- scripts are usually very small (and don't take many memory anyway)
- at some point, and shown in this thread, people would start making changes to a script that is already running anyway
But, acknowledging this, here's something to think about: If you decided that a script is not running OK (because you are writing/changing/debugging), do you care on the rest of the running of that script ? you can go ahead making the changes, save them, and ignore all output and actions, done by the current run.
But .. Sometimes, and that depends on the script in question, a subsequent run of the same script (modified or not), can become a problem since the current/previous run is doing an abnormal run. It would typically skip some stuff, or sudenly jump to parts in the script, it shouldn't. And THAT may be a problem. It may leave "things" in a bad state; particularly if file manipulation/creation is involved.
So, as a general rule : even if the OS supports the feature or not, it's best to let the current run finish, and THEN save the updated script.
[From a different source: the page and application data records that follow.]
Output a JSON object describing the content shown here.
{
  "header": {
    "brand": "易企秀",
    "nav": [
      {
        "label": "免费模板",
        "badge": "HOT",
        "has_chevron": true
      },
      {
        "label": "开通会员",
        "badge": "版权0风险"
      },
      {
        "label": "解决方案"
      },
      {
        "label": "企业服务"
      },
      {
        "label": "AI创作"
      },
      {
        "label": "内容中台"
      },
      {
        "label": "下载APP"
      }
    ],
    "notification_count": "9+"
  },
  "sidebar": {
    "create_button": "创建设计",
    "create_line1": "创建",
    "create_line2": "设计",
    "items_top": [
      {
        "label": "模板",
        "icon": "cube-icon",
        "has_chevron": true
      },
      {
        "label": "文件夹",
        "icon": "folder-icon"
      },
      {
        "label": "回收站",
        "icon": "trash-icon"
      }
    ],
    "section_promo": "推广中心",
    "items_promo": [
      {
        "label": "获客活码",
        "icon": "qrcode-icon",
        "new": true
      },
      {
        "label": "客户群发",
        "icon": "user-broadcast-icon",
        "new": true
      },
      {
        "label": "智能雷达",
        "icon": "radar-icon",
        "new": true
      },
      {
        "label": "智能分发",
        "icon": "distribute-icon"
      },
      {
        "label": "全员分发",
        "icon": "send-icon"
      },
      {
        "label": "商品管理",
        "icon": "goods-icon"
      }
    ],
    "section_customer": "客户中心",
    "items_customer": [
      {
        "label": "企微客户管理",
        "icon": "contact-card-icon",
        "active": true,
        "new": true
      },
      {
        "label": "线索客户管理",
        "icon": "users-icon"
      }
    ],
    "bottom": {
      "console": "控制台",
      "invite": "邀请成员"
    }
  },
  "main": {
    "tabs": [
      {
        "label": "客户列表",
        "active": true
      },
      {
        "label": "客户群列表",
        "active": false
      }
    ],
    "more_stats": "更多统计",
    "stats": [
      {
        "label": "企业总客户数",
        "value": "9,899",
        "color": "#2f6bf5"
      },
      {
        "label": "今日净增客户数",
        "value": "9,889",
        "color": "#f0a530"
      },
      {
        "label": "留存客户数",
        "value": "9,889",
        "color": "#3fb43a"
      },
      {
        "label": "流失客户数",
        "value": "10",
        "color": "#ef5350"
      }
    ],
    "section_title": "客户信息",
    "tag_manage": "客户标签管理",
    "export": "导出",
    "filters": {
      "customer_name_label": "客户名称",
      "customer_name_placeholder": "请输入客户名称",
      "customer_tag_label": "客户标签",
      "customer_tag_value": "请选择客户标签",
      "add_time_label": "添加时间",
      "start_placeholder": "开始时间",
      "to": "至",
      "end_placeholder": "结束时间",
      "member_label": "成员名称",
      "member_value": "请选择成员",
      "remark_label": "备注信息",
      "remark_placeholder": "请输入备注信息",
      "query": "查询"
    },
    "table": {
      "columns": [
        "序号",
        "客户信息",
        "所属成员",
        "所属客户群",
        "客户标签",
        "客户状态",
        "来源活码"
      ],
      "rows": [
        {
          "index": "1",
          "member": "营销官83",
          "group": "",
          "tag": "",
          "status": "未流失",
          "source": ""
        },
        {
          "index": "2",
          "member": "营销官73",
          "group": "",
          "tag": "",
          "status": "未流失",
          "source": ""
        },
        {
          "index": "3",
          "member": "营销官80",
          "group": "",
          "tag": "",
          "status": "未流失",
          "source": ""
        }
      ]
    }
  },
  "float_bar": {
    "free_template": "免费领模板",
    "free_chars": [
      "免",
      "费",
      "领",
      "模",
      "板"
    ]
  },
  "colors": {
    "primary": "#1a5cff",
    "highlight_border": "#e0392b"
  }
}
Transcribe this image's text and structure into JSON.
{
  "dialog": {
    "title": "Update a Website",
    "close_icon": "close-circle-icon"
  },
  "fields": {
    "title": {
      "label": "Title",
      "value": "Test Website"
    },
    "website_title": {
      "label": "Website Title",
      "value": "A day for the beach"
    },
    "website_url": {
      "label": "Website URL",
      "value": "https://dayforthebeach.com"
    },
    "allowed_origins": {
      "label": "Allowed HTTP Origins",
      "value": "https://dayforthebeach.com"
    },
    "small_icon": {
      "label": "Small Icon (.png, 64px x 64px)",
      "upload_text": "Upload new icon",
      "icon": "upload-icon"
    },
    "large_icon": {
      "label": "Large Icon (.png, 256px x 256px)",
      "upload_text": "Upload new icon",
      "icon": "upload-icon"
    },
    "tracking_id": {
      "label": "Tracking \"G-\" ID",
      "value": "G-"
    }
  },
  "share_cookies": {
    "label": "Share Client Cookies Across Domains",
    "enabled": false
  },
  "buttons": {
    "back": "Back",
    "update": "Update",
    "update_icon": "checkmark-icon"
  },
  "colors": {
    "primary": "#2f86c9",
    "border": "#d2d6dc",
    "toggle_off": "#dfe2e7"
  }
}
You can change it already, but don't save it.
It's not like in the old days of DOS, where you actually have only one screen in front of you (one DOS screen), so you can't say you need to wait on run completion, before you can open a file again.